The Wind Rises takes its title from the Paul Valéry poem Le Cimetière Marin: “The wind rises! We must try to live!” Natural elements often manifest themselves as life forces in Miyazaki’s films, and here the wind is practically a separate character, bringing Jiro and Naoko together by blowing away their hats and parasols, only to later symbolize the couple’s tender fragility as specks fly and clouds dissipate in a vast field. War to the avowed pacifist Miyazaki is as much of an obscene intrusion into Nature as it is to Rousseau or Malick, and yet here WWII remains a structuring absence, glimpsed in images such as a graveyard of airplanes or the heroine’s tubercular blood dripping onto her canvas. Military officers are lampooned—rushing from meetings with the Army to the Navy, the protagonist meets a veritable menagerie of Blimpish fogies and barking ramrods—but, as always, the director rejects simplistic villainy. (Even the grouchy company supervisor, with his hilariously oversized noggin, chokes back tears in the midst of Jiro’s impromptu wedding to Naoko.) Rather than a furious critique, the film gently offers the central conundrum of an inventor who is enough of a visionary to connect the shape of a mackerel bone to the curved wing of his pet project, but not wise enough to learn that his plane will be used to bomb Pearl Harbor. It’s no coincidence that, in this portrait of an artist both spiritually aloft and myopically earthbound, the dominating colors are celestial blues and verdant greens.
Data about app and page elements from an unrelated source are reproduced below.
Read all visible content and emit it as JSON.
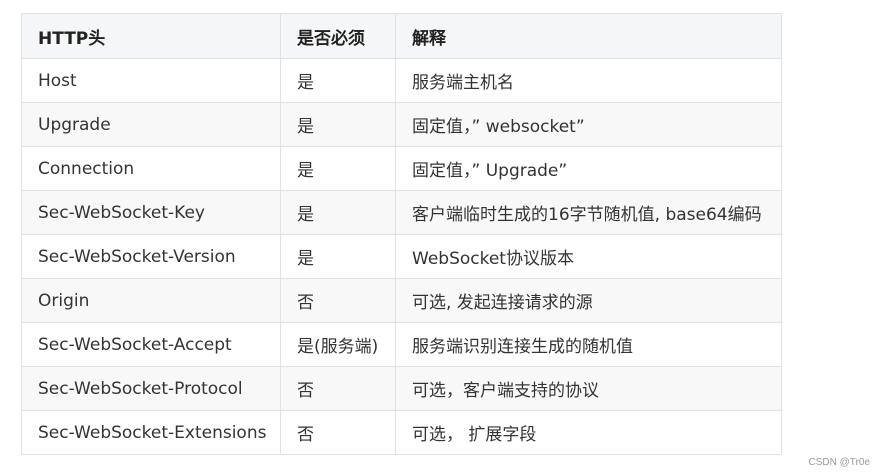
{
  "table": {
    "headers": [
      "HTTP头",
      "是否必须",
      "解释"
    ],
    "rows": [
      [
        "Host",
        "是",
        "服务端主机名"
      ],
      [
        "Upgrade",
        "是",
        "固定值，” websocket”"
      ],
      [
        "Connection",
        "是",
        "固定值，” Upgrade”"
      ],
      [
        "Sec-WebSocket-Key",
        "是",
        "客户端临时生成的16字节随机值, base64编码"
      ],
      [
        "Sec-WebSocket-Version",
        "是",
        "WebSocket协议版本"
      ],
      [
        "Origin",
        "否",
        "可选, 发起连接请求的源"
      ],
      [
        "Sec-WebSocket-Accept",
        "是(服务端)",
        "服务端识别连接生成的随机值"
      ],
      [
        "Sec-WebSocket-Protocol",
        "否",
        "可选，客户端支持的协议"
      ],
      [
        "Sec-WebSocket-Extensions",
        "否",
        "可选， 扩展字段"
      ]
    ]
  },
  "watermark": "CSDN @Tr0e"
}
If The Wind Rises resembles Hollywood biopics like William Wellman’s Gallant Journey or John Ford’s The Long Gray Line in its decade-spanning structure and bittersweet tone, it is a singular showcase for the animation Miyazaki developed and perfected at Studio Ghibli. While the drawings scarcely bend the laws of physics, as in the more fanciful visions of Porco Rosso, My Neighbor Totoro, or Spirited Away, their detailed, soft-cell beauty—the swaying of Caproni’s mustache, the light emanating from a bobbing lantern—still staggers. (How refreshing to feel the handmade quality of Ghibli’s lines and patches of color, a sharp contrast to the titanium-rigid exactitude favored by Pixar.) With its introspective emphasis on personal loss and the intersection between creative art and commercialized craftsmanship, The Wind Rises certainly feels like a final work, a grand summation of many recurring themes and images. Despite the veteran animator’s announcement of retirement, this Miyazaki aficionado hopes it won’t be his last. The serene yet overflowing sensibility palpable in every frame here suggests an artist with a few more masterpieces still shimmering within him.